Blurry Thoughts About How the Medium Something Something

It’s a little late on in the evening for me to be saying anything particularly intelligent, so I’ll go with some vague ramblings my brain touched on briefly during the day. See, we were planning to watch The Diving Bell and the Butterfly this evening (and did), and this reminded me of Rilla saying she’d watched some of it on an airplane. This led to thinking about the correspondence between the movie and sitting in an airplane seat watching a tiny screen. Appropriate, maybe even evocative.

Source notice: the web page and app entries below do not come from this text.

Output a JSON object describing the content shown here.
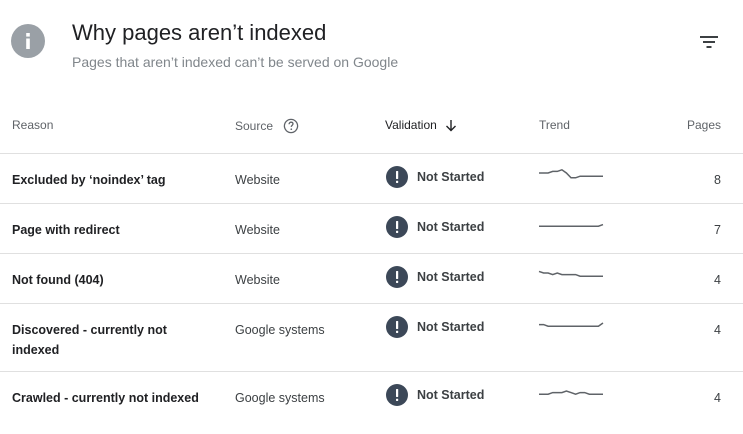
{
  "header": {
    "title": "Why pages aren’t indexed",
    "subtitle": "Pages that aren’t indexed can’t be served on Google"
  },
  "columns": {
    "reason": "Reason",
    "source": "Source",
    "validation": "Validation",
    "trend": "Trend",
    "pages": "Pages"
  },
  "rows": [
    {
      "reason": "Excluded by ‘noindex’ tag",
      "source": "Website",
      "validation": "Not Started",
      "pages": "8",
      "trend": [
        5,
        5,
        5,
        6,
        6,
        7,
        5,
        2,
        2,
        3,
        3,
        3,
        3,
        3,
        3
      ]
    },
    {
      "reason": "Page with redirect",
      "source": "Website",
      "validation": "Not Started",
      "pages": "7",
      "trend": [
        3,
        3,
        3,
        3,
        3,
        3,
        3,
        3,
        3,
        3,
        3,
        3,
        3,
        3,
        4
      ]
    },
    {
      "reason": "Not found (404)",
      "source": "Website",
      "validation": "Not Started",
      "pages": "4",
      "trend": [
        6,
        5,
        5,
        4,
        5,
        4,
        4,
        4,
        4,
        3,
        3,
        3,
        3,
        3,
        3
      ]
    },
    {
      "reason": "Discovered - currently not indexed",
      "source": "Google systems",
      "validation": "Not Started",
      "pages": "4",
      "trend": [
        4,
        4,
        3,
        3,
        3,
        3,
        3,
        3,
        3,
        3,
        3,
        3,
        3,
        3,
        5
      ]
    },
    {
      "reason": "Crawled - currently not indexed",
      "source": "Google systems",
      "validation": "Not Started",
      "pages": "4",
      "trend": [
        3,
        3,
        3,
        4,
        4,
        4,
        5,
        4,
        3,
        4,
        4,
        3,
        3,
        3,
        3
      ]
    }
  ],
  "icons": {
    "info": "info-icon",
    "filter": "filter-icon",
    "help": "help-circle-icon",
    "sort": "arrow-down-icon",
    "alert": "exclamation-circle-icon"
  },
  "colors": {
    "alert_icon": "#3c4858",
    "info_icon": "#9aa0a6",
    "trend_line": "#5f6368",
    "divider": "#e0e0e0"
  }
}
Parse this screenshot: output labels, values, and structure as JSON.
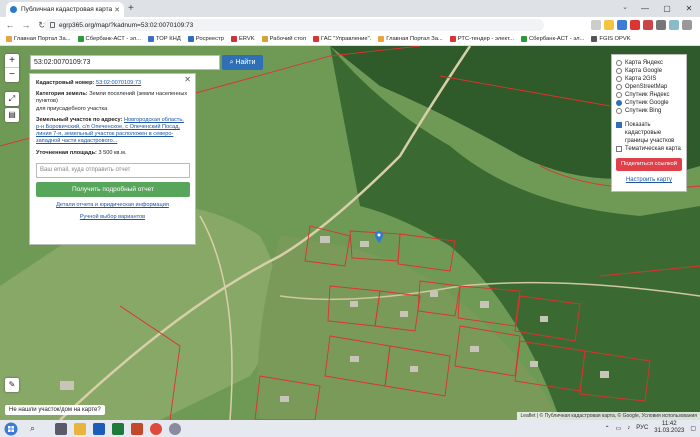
{
  "browser": {
    "tab_title": "Публичная кадастровая карта",
    "url": "egrp365.org/map/?kadnum=53:02:0070109:73",
    "bookmarks": [
      "Главная Портал За...",
      "Сбербанк-АСТ - эл...",
      "ТОР КНД",
      "Росреестр",
      "ERVK",
      "Рабочий стол",
      "ГАС \"Управление\".",
      "Главная Портал За...",
      "РТС-тендер - элект...",
      "Сбербанк-АСТ - эл...",
      "FGIS OPVK"
    ]
  },
  "search": {
    "value": "53:02:0070109:73",
    "button": "Найти"
  },
  "panel": {
    "cad_label": "Кадастровый номер:",
    "cad_value": "53:02:0070109:73",
    "cat_label": "Категория земель:",
    "cat_value": "Земли поселений (земли населенных пунктов)",
    "purpose": "для приусадебного участка",
    "addr_label": "Земельный участок по адресу:",
    "addr_value": "Новгородская область, р-н Боровичский, с/п Опеченское, с Опеченский Посад, линия 7-я, земельный участок расположен в северо-западной части кадастрового...",
    "area_label": "Уточненная площадь:",
    "area_value": "3 500 кв.м.",
    "email_placeholder": "Ваш email, куда отправить отчет",
    "get_report": "Получить подробный отчет",
    "details_link": "Детали отчета и юридическая информация",
    "manual_link": "Ручной выбор вариантов"
  },
  "layers": {
    "options": [
      "Карта Яндекс",
      "Карта Google",
      "Карта 2GIS",
      "OpenStreetMap",
      "Спутник Яндекс",
      "Спутник Google",
      "Спутник Bing"
    ],
    "selected": 5,
    "check_cadastre": "Показать кадастровые границы участков",
    "check_thematic": "Тематическая карта",
    "share": "Поделиться ссылкой",
    "setup": "Настроить карту"
  },
  "map": {
    "hint": "Не нашли участок/дом на карте?",
    "attribution": "Leaflet | © Публичная кадастровая карта, © Google, Условия использования"
  },
  "taskbar": {
    "lang": "РУС",
    "time": "11:42",
    "date": "31.03.2023"
  }
}
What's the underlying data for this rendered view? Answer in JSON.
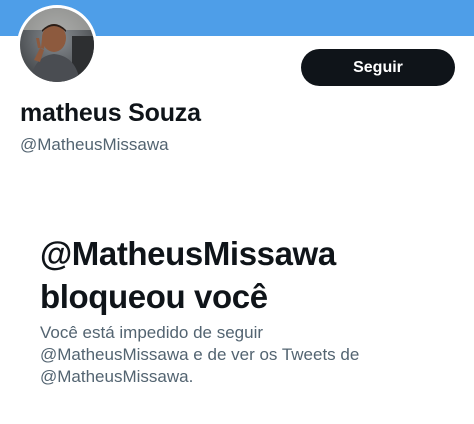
{
  "header": {
    "banner_color": "#4e9ee8",
    "follow_label": "Seguir"
  },
  "profile": {
    "avatar_icon": "profile-photo",
    "display_name": "matheus Souza",
    "handle": "@MatheusMissawa"
  },
  "blocked_notice": {
    "title_line1": "@MatheusMissawa",
    "title_line2": "bloqueou você",
    "desc_line1": "Você está impedido de seguir",
    "desc_line2": "@MatheusMissawa e de ver os Tweets de",
    "desc_line3": "@MatheusMissawa."
  },
  "colors": {
    "text_primary": "#0f1419",
    "text_secondary": "#536471",
    "button_bg": "#0f1419"
  }
}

Anyway, this makes me think about the assumptions we now have about how we’ll be consuming our media, particularly video games. It’s seems pretty oriented toward either a small screen or, more “desirably” (in some sense) a big-ass, high resolution screen. So games are being designed with this in mind. As such, they’re frequently presented with the pretty straightforward view that the screen is a transparent portal into the world of the game.

But something like watching The Diving Bell and the Butterfly on an airplane TV, and the potential that would create for an interesting viewing experience that would influence how you felt about the movie, makes me think that it would be really interesting to create games with a more explicit understanding of the medium of presentation. (You do get this a bit, of course. I remember Metal Gear Solid, for instance, playing with the idea it was displayed on a television.) What about a game that was meant to be played on a freaky washed out and over-used CCTV monitor? Could be spooky. What about a game designed to be played by looking through a door’s peep-hole?

And so on. Clearly these are kind of impractical and a good thing about the ol’ “big-ass screen” is that that’s what people mostly have, so you can count on lots of people have the experience you want them to have. Less people have some kind of game system hooked up to their door. Some, but less. All the same, it does seem like it would be worthwhile just pursuing a little more in the way of an awareness of the display device itself and the way it necessarily influences our experience of a game or other media, even as it perhaps is designed quite specifically to efface itself.

That’s what I’ve got left in the tank. Night.

25 August 2010
← next words previous words →